Time will tell whether you’re unselfish or selfish.
In 1842 Robert Murray M’Cheyne, pastor of St. Peter’s Church in Dundee, Scotland, wrote a pastoral letter to an individual who was an unbeliever. The following is an excerpt from his letter:
I was reading this morning (Luke ii. 29), what old Simeon said when he got the child Jesus into his arms: “Now lettest Thou Thy servant depart in peace, according to Thy word: for mine eyes have seen Thy salvation.” If you get a firm hold of the Lord Jesus, you will be able to say the same. . . . God is leading you to the very spot where the Redeemer is,—a lowly, despised, spit-upon, crucified Saviour. Can this be the Saviour of the world? Yes, dear soul; kneel down and call Him your Redeemer. He died for such as you and me.
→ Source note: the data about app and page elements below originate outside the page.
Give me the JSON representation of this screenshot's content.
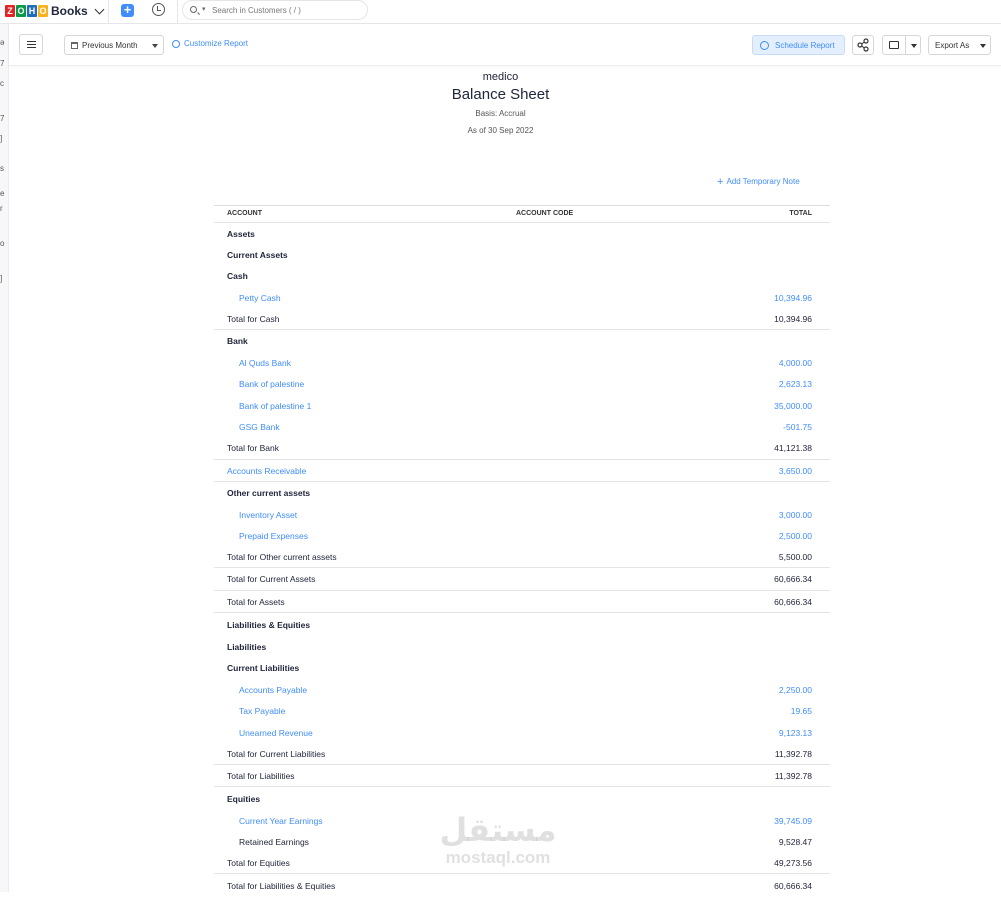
{
  "app": {
    "brand_letters": [
      "Z",
      "O",
      "H",
      "O"
    ],
    "brand_name": "Books"
  },
  "topbar": {
    "search_placeholder": "Search in Customers ( / )"
  },
  "toolbar": {
    "period": "Previous Month",
    "customize": "Customize Report",
    "schedule": "Schedule Report",
    "export": "Export As"
  },
  "report": {
    "company": "medico",
    "title": "Balance Sheet",
    "basis": "Basis: Accrual",
    "as_of": "As of 30 Sep 2022",
    "add_note": "Add Temporary Note",
    "columns": {
      "account": "ACCOUNT",
      "code": "ACCOUNT CODE",
      "total": "TOTAL"
    },
    "rows": [
      {
        "label": "Assets",
        "value": "",
        "kind": "heading",
        "indent": 0
      },
      {
        "label": "Current Assets",
        "value": "",
        "kind": "heading",
        "indent": 0
      },
      {
        "label": "Cash",
        "value": "",
        "kind": "heading",
        "indent": 0
      },
      {
        "label": "Petty Cash",
        "value": "10,394.96",
        "kind": "account",
        "indent": 1
      },
      {
        "label": "Total for Cash",
        "value": "10,394.96",
        "kind": "total",
        "indent": 0
      },
      {
        "label": "Bank",
        "value": "",
        "kind": "heading",
        "indent": 0
      },
      {
        "label": "Al Quds Bank",
        "value": "4,000.00",
        "kind": "account",
        "indent": 1
      },
      {
        "label": "Bank of palestine",
        "value": "2,623.13",
        "kind": "account",
        "indent": 1
      },
      {
        "label": "Bank of palestine 1",
        "value": "35,000.00",
        "kind": "account",
        "indent": 1
      },
      {
        "label": "GSG Bank",
        "value": "-501.75",
        "kind": "account",
        "indent": 1
      },
      {
        "label": "Total for Bank",
        "value": "41,121.38",
        "kind": "total",
        "indent": 0
      },
      {
        "label": "Accounts Receivable",
        "value": "3,650.00",
        "kind": "account",
        "indent": 0
      },
      {
        "label": "Other current assets",
        "value": "",
        "kind": "heading",
        "indent": 0
      },
      {
        "label": "Inventory Asset",
        "value": "3,000.00",
        "kind": "account",
        "indent": 1
      },
      {
        "label": "Prepaid Expenses",
        "value": "2,500.00",
        "kind": "account",
        "indent": 1
      },
      {
        "label": "Total for Other current assets",
        "value": "5,500.00",
        "kind": "total",
        "indent": 0
      },
      {
        "label": "Total for Current Assets",
        "value": "60,666.34",
        "kind": "total",
        "indent": 0
      },
      {
        "label": "Total for Assets",
        "value": "60,666.34",
        "kind": "total",
        "indent": 0
      },
      {
        "label": "Liabilities & Equities",
        "value": "",
        "kind": "heading",
        "indent": 0
      },
      {
        "label": "Liabilities",
        "value": "",
        "kind": "heading",
        "indent": 0
      },
      {
        "label": "Current Liabilities",
        "value": "",
        "kind": "heading",
        "indent": 0
      },
      {
        "label": "Accounts Payable",
        "value": "2,250.00",
        "kind": "account",
        "indent": 1
      },
      {
        "label": "Tax Payable",
        "value": "19.65",
        "kind": "account",
        "indent": 1
      },
      {
        "label": "Unearned Revenue",
        "value": "9,123.13",
        "kind": "account",
        "indent": 1
      },
      {
        "label": "Total for Current Liabilities",
        "value": "11,392.78",
        "kind": "total",
        "indent": 0
      },
      {
        "label": "Total for Liabilities",
        "value": "11,392.78",
        "kind": "total",
        "indent": 0
      },
      {
        "label": "Equities",
        "value": "",
        "kind": "heading",
        "indent": 0
      },
      {
        "label": "Current Year Earnings",
        "value": "39,745.09",
        "kind": "account",
        "indent": 1
      },
      {
        "label": "Retained Earnings",
        "value": "9,528.47",
        "kind": "plain",
        "indent": 1
      },
      {
        "label": "Total for Equities",
        "value": "49,273.56",
        "kind": "total",
        "indent": 0
      },
      {
        "label": "Total for Liabilities & Equities",
        "value": "60,666.34",
        "kind": "total",
        "indent": 0
      }
    ]
  },
  "watermark": {
    "arabic": "مستقل",
    "latin": "mostaql.com"
  }
}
M’Cheyne lived unselfishly, caring for the spiritual welfare of both believers and unbelievers. Because of poor health, he died at age twenty-nine after ministering but a short seven and a half years. His spiritual legacy of passionate love for the Lord and pastoral love for people continues to serve as an inspiring example for believers today.
M’Cheyne’s life illustrates what the apostle Paul was saying to the Ephesian believers: make the most of your time. In Ephesians 5:16 the Greek term translated “making the most of” means “buy up for yourself.” That doesn’t mean you’re to hoard your time for your own use; rather, you’re to buy up for yourself time that will give God glory. Every day brings new opportunities to be seized for God—opportunities for good, for righteousness, for holiness.
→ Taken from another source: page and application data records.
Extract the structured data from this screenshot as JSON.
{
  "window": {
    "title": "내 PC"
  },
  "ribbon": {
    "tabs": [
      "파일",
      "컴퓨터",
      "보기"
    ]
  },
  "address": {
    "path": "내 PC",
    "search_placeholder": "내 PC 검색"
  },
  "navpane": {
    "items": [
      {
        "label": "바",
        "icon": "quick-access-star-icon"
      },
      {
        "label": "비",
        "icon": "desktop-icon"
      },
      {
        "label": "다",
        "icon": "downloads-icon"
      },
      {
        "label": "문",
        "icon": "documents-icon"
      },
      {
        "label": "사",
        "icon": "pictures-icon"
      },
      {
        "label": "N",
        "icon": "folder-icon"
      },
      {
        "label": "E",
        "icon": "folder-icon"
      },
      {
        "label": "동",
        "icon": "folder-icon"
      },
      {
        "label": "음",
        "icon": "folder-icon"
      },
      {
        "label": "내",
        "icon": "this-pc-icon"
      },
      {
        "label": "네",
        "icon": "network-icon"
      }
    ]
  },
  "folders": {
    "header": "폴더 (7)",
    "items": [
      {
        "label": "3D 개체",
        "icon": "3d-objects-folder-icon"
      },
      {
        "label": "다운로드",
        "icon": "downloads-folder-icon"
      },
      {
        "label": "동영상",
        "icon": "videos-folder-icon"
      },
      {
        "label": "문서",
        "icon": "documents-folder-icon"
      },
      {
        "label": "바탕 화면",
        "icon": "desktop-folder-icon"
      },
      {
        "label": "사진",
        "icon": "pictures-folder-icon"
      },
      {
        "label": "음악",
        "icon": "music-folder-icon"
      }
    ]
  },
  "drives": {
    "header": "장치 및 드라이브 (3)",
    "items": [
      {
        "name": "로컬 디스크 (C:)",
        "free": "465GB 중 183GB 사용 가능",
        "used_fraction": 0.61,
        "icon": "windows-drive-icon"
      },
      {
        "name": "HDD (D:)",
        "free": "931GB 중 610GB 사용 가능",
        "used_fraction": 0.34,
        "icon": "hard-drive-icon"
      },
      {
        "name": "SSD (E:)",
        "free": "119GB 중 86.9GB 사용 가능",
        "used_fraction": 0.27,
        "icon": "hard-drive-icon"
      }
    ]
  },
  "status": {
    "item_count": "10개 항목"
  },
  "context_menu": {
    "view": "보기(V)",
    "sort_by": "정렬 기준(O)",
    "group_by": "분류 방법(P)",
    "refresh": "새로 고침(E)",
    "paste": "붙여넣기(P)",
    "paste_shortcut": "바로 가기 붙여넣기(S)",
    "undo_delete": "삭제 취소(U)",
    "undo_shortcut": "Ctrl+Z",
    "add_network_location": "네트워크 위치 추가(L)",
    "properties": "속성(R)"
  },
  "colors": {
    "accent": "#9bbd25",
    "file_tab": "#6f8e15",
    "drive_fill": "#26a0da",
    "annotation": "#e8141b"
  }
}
Like M’Cheyne, buy up opportunities daily for God’s glory and the good of others. Be committed to minister to the spiritual needs of believers and unbelievers. By doing so, you will make your time count for eternity.
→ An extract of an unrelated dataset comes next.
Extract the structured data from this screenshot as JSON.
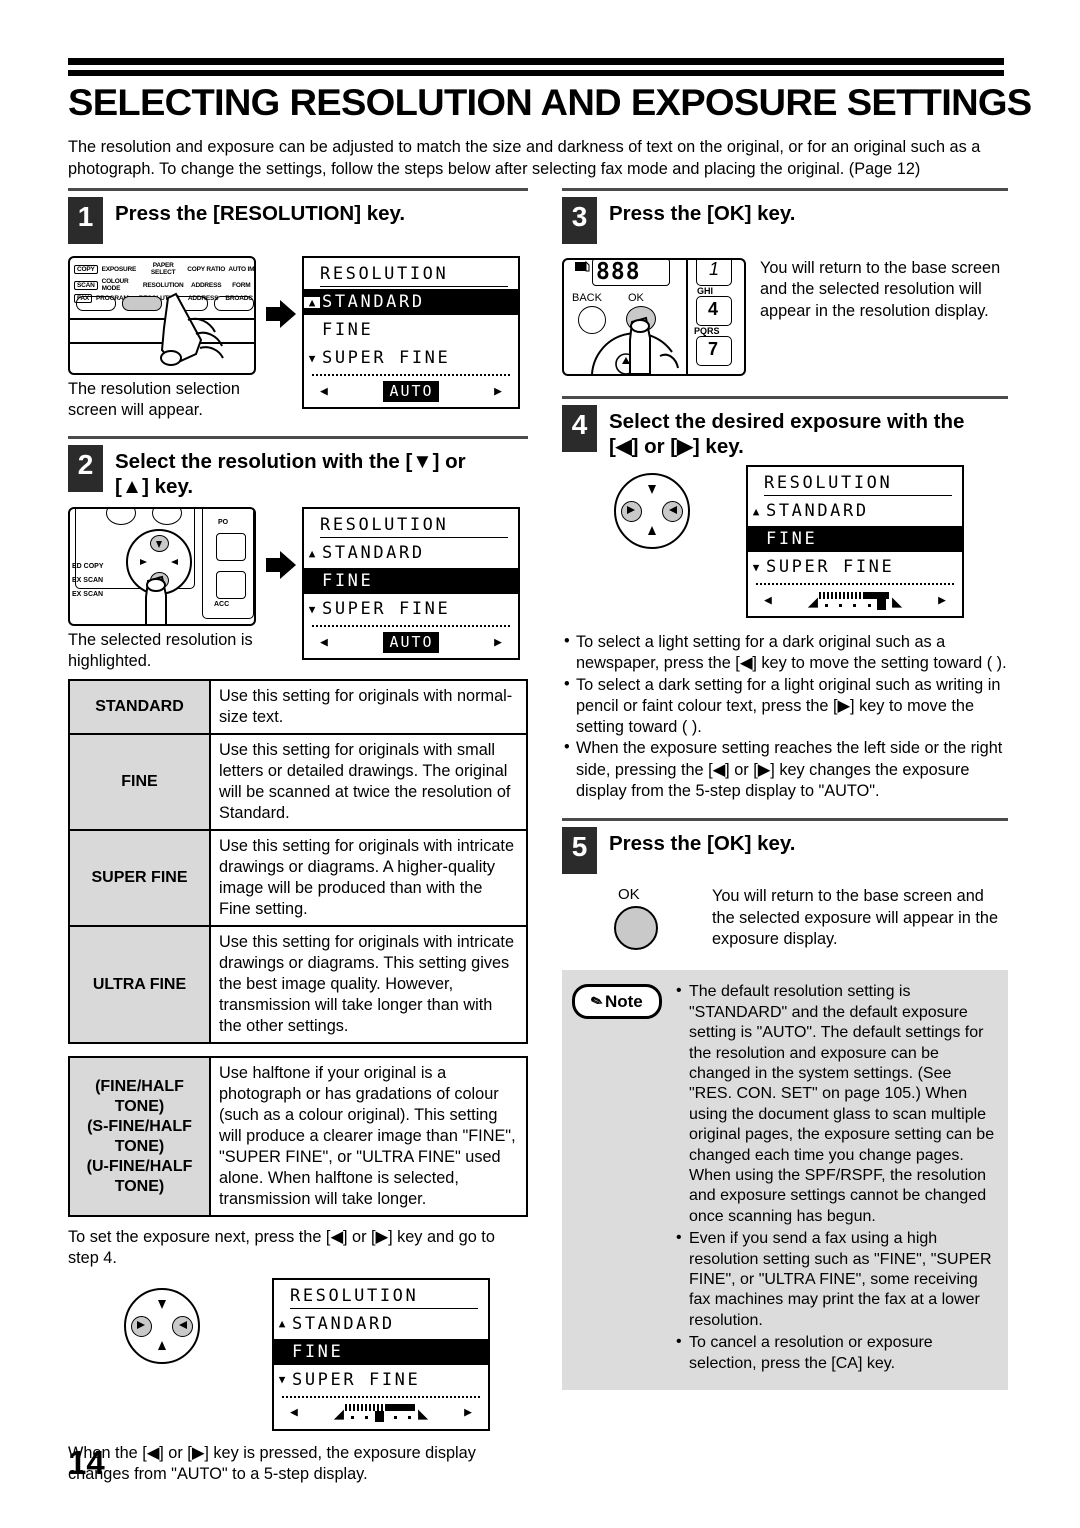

Suggestions for Prayer
Ask God to help you be unselfish and serve others effectively by His grace.
For Further Study
Read the following verses: Galatians 6:10; 1 Corinthians 10:24; Philippians 2:3-4. How do they say you are to live?
From Strength for Today by John MacArthur Copyright © 1997